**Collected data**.
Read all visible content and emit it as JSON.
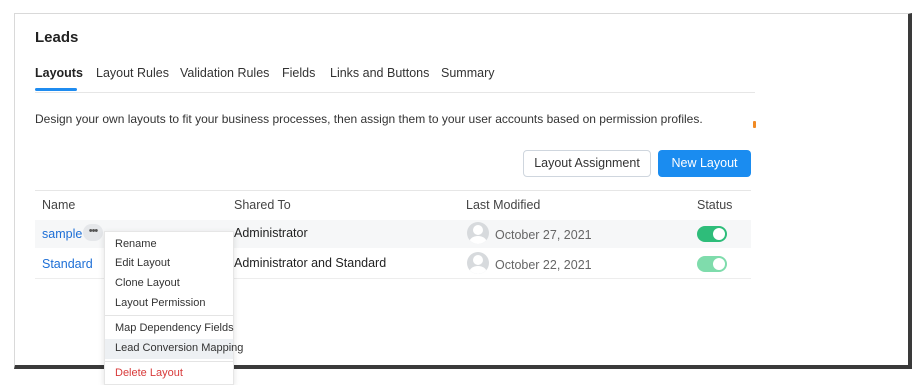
{
  "page": {
    "title": "Leads",
    "description": "Design your own layouts to fit your business processes, then assign them to your user accounts based on permission profiles."
  },
  "tabs": [
    {
      "label": "Layouts",
      "active": true
    },
    {
      "label": "Layout Rules",
      "active": false
    },
    {
      "label": "Validation Rules",
      "active": false
    },
    {
      "label": "Fields",
      "active": false
    },
    {
      "label": "Links and Buttons",
      "active": false
    },
    {
      "label": "Summary",
      "active": false
    }
  ],
  "actions": {
    "layout_assignment_label": "Layout Assignment",
    "new_layout_label": "New Layout"
  },
  "table": {
    "columns": [
      "Name",
      "Shared To",
      "Last Modified",
      "Status"
    ],
    "rows": [
      {
        "name": "sample",
        "more": "•••",
        "shared_to": "Administrator",
        "last_modified": "October 27, 2021",
        "status_on": true
      },
      {
        "name": "Standard",
        "shared_to": "Administrator and Standard",
        "last_modified": "October 22, 2021",
        "status_on": true
      }
    ]
  },
  "context_menu": {
    "items": [
      "Rename",
      "Edit Layout",
      "Clone Layout",
      "Layout Permission",
      "Map Dependency Fields",
      "Lead Conversion Mapping",
      "Delete Layout"
    ],
    "highlighted": "Lead Conversion Mapping"
  },
  "colors": {
    "accent": "#1a8cf0",
    "link": "#1d6fd6",
    "toggle_on": "#2ebd7a",
    "toggle_on_light": "#7fdcac",
    "danger": "#d83a3a"
  },
  "icons": {
    "more": "ellipsis-icon",
    "avatar": "user-avatar-icon",
    "status": "toggle-switch-icon"
  }
}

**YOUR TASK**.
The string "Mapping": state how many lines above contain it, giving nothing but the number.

**EXERCISE RESULT**.
2